PROBLEM REQUIREMENTS: When the string "Irányítószám" is part of a line below, that line should be copied.

============

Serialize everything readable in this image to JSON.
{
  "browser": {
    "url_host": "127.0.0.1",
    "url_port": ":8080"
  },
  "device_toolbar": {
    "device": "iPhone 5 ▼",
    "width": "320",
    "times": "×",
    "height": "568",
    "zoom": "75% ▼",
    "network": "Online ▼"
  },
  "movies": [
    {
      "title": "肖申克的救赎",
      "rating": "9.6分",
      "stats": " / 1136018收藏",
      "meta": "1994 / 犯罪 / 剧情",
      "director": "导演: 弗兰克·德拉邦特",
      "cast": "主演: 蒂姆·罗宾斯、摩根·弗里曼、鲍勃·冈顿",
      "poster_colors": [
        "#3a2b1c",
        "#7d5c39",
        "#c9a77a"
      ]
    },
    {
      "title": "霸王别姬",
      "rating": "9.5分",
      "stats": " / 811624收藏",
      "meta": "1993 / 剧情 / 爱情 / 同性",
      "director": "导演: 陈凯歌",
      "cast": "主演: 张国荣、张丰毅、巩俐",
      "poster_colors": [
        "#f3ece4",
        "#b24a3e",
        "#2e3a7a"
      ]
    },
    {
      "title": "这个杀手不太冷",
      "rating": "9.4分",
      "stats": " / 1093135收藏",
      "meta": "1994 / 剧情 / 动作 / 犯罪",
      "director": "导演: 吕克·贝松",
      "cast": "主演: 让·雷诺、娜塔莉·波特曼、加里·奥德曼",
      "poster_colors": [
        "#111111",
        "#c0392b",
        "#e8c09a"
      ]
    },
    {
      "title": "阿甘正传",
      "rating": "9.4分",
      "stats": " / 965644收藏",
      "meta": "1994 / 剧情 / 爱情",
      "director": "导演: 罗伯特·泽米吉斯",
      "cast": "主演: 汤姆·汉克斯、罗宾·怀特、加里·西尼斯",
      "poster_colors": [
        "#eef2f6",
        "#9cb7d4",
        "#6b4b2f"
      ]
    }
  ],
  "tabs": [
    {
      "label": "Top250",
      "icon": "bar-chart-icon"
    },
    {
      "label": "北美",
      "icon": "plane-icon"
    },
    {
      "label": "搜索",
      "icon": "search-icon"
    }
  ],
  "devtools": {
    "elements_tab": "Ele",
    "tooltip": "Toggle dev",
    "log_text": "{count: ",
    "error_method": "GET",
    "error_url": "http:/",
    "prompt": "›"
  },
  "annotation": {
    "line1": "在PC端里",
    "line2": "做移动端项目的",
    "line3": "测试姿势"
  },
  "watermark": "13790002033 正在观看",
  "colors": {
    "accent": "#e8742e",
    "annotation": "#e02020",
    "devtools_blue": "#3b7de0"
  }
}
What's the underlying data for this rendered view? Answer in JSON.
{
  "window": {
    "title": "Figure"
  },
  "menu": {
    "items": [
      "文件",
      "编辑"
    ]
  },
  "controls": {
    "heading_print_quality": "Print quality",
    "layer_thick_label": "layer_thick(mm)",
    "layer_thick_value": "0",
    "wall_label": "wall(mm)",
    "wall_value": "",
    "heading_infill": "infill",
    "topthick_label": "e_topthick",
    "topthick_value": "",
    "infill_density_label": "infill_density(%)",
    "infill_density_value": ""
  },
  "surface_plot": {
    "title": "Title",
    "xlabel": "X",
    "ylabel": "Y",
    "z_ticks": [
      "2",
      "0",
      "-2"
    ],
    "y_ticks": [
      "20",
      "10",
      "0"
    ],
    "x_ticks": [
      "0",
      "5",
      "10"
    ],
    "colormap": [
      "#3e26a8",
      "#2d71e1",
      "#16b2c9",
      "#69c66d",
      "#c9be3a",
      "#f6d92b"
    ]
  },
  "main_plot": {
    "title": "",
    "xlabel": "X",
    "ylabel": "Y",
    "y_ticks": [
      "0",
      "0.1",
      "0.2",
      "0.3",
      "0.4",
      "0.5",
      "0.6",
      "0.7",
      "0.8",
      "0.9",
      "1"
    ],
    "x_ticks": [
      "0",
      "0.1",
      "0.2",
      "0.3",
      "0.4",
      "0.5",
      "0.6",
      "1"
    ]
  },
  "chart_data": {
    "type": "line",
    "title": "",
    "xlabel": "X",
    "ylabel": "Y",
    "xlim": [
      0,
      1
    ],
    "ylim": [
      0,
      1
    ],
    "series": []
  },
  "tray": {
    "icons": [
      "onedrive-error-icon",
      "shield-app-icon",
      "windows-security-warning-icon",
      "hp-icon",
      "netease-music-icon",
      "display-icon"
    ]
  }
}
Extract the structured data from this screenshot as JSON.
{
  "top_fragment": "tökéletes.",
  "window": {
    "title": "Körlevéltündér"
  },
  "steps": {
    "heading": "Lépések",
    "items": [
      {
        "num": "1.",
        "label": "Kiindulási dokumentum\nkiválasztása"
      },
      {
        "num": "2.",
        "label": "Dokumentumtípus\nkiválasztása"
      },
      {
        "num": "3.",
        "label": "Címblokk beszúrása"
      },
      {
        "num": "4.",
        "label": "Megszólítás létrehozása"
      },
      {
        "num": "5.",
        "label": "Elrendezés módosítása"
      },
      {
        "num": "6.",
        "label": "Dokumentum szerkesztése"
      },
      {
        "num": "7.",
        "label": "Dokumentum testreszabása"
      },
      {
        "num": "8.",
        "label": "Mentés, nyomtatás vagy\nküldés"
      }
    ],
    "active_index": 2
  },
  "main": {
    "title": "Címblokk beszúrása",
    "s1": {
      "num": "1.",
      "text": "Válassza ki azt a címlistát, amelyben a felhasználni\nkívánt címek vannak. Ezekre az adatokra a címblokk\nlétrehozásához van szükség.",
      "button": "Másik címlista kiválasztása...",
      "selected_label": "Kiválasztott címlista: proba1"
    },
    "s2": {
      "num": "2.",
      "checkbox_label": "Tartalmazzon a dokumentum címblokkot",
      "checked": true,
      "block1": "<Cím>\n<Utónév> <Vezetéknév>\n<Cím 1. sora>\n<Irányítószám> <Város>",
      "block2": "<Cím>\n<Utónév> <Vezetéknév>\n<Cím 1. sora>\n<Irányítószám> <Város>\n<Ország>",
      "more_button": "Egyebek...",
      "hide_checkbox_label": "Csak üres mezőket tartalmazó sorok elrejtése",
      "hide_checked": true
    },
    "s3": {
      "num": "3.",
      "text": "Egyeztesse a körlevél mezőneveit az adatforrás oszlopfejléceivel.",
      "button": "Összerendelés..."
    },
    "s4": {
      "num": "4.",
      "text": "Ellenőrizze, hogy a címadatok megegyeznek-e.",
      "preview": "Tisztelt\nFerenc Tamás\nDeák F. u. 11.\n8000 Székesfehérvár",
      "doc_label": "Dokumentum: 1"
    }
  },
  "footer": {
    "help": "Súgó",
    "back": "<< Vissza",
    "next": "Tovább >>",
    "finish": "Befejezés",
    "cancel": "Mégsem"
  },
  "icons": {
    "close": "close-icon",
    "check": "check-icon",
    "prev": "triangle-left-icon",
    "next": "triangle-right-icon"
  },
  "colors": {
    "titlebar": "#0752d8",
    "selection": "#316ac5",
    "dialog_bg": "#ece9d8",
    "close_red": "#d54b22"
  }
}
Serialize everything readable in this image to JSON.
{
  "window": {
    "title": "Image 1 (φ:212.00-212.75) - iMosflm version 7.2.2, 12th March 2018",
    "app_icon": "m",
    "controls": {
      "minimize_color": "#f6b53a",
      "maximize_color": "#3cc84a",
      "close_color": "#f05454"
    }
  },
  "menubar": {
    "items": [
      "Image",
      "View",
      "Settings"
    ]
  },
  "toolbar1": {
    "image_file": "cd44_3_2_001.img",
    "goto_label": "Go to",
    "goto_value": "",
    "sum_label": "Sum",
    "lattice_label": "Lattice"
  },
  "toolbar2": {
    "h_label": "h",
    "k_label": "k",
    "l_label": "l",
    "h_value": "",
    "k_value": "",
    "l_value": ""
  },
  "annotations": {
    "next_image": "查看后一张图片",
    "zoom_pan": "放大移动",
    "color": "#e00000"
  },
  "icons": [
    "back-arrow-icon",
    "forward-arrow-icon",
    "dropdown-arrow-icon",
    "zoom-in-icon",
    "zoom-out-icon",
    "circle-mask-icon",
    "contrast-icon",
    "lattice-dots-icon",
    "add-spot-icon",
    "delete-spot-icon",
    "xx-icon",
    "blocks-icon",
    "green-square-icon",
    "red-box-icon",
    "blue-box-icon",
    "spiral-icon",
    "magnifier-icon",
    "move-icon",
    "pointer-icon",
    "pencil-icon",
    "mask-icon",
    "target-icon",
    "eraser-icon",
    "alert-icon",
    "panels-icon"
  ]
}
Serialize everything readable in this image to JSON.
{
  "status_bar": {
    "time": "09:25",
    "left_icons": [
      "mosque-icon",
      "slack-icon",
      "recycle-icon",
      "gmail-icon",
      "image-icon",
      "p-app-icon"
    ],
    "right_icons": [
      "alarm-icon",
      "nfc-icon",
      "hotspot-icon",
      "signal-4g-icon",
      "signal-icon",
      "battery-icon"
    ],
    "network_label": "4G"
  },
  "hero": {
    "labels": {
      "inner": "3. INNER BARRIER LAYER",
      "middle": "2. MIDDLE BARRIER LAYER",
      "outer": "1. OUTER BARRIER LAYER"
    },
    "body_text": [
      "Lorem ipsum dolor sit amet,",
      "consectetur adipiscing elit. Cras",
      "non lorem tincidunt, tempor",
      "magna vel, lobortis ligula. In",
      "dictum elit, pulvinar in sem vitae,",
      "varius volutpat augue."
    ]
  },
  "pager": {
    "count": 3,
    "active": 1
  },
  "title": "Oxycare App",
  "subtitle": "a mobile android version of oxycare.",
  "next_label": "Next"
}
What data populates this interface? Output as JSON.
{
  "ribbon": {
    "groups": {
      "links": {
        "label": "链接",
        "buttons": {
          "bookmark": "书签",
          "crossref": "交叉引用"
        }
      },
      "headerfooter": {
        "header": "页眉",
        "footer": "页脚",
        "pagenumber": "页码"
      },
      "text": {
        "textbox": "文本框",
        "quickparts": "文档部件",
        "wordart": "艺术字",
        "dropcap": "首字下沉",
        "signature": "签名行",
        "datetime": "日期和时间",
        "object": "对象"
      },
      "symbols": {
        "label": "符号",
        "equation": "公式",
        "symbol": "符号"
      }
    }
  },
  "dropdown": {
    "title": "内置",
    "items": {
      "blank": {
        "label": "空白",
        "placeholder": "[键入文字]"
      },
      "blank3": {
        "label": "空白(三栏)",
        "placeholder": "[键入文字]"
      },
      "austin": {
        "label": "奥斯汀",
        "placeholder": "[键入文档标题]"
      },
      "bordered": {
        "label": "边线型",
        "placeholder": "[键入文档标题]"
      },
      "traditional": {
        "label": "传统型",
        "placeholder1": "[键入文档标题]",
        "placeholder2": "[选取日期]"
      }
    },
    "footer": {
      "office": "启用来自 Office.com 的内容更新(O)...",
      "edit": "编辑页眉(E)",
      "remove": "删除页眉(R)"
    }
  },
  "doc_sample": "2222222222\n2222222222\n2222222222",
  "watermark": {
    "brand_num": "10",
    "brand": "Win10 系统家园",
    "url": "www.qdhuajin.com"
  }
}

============

WRITTEN SOLUTION:
      "block1": "<Cím>\n<Utónév> <Vezetéknév>\n<Cím 1. sora>\n<Irányítószám> <Város>",
      "block2": "<Cím>\n<Utónév> <Vezetéknév>\n<Cím 1. sora>\n<Irányítószám> <Város>\n<Ország>",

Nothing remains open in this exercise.